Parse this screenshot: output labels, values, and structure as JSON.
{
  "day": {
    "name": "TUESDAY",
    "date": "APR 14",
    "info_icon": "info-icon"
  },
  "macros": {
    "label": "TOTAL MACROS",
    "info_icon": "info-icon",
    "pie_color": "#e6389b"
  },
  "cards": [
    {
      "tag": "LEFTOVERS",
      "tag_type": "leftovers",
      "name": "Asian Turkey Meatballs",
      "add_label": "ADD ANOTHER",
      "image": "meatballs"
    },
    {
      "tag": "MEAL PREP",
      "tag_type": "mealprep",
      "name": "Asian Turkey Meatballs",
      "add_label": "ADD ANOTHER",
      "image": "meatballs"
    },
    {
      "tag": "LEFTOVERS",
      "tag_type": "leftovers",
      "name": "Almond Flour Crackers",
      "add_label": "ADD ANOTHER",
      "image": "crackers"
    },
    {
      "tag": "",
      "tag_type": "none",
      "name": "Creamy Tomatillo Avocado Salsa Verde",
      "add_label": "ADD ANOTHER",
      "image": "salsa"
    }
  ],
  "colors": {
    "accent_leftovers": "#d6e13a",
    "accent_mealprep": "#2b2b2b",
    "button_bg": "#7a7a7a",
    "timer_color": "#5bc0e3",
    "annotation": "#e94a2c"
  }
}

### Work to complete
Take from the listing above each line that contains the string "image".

### Answer space
      "image": "meatballs"
      "image": "meatballs"
      "image": "crackers"
      "image": "salsa"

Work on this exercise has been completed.